Snoring can be a nuisance to your partner and family members, but can it be a cause for concern? While it’s not always a sign of something worse, it can signal the presence of a disorder called sleep apnea.
What is Sleep Apnea?
There are actually a few different types of this condition, but obstructive sleep apnea (OSA) is by far the most common. In OSA, the structures in your throat relax to the point that they block your airway and cause you to stop breathing during sleep. The far less common central sleep apnea (CSA) results from the brain failing to transmit signals to breathe. Regardless of the type, this breathing interruption can happen anywhere between five to 30 times per hour.
In response to a lack of oxygen, your brain briefly wakes you up to restart your breathing. While it happens so quickly that most people don’t even remember waking, this constant disturbance prevents you from achieving deep, restorative sleep.
While snoring is not a sure sign of OSA, there’s certainly a correlation. Other symptoms of these conditions include:
- Morning headaches and dry mouth
- Attention difficulties
- Extreme daytime fatigue
- Awakening with a snort or gasp for air
Your partner may even report instances that you occasionally stop breathing in your sleep.
Is This Condition Dangerous?
Many people with sleep apnea try to downplay their symptoms. However, there is a laundry list of complications that can arise from this condition. Untreated OSA can lead to high blood pressure, heart problems, type 2 diabetes, liver problems, surgery complications, and an increased risk of heart attack and stroke.
While your orthodontist cannot diagnose this condition, they can spot the signs and recommend testing. Doctors diagnose this condition through either a sleep test in a lab or a simplified home sleep test. Regardless of the method, a diagnosis is necessary to begin treatment.
Clearly, sleep apnea is a serious condition that requires treatment. Often, interventions as simple as losing weight, quitting smoking, or avoiding sleeping on your back can help. Oral appliances can also help relieve symptoms. Your orthodontist can work with your doctor to see if an oral appliance is the best approach.
In more severe cases, your doctor may recommend the use of a continuous positive airway pressure (CPAP) machine. This machine features a mask that you wear during sleep. A CPAP provides air pressure to keep your airway open and unobstructed, allowing you to breathe easier.
Find Sleep Apnea Treatment in Houston

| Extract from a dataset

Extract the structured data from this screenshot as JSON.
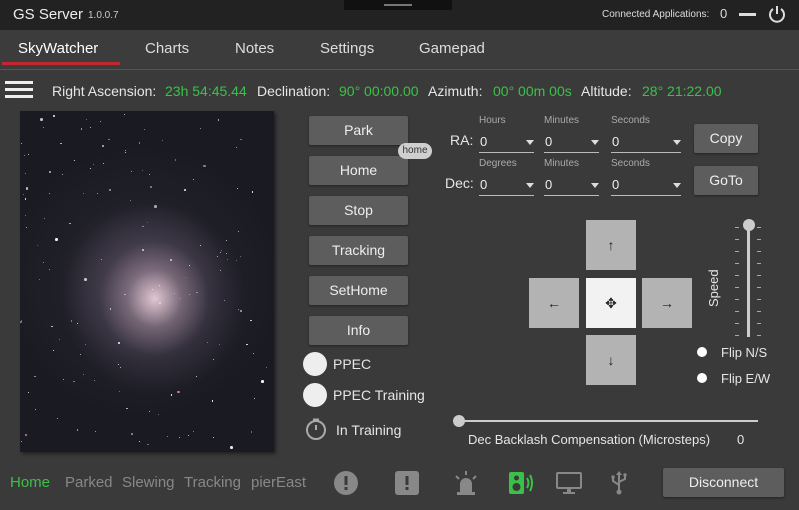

G Orthodontics provides comprehensive sleep apnea treatment in Houston and can help you begin your journey to finding relief from this condition. In fact, we offer a variety of oral appliances that can relieve OSA symptoms. Dr. Garcia and her expert team custom fit these appliances for each client to achieve the best results. To get started, call our Pearland office at 713-677-2258 or our Houston office at 832-847-6749 and make an appointment and learn more about our orthodontic treatment services.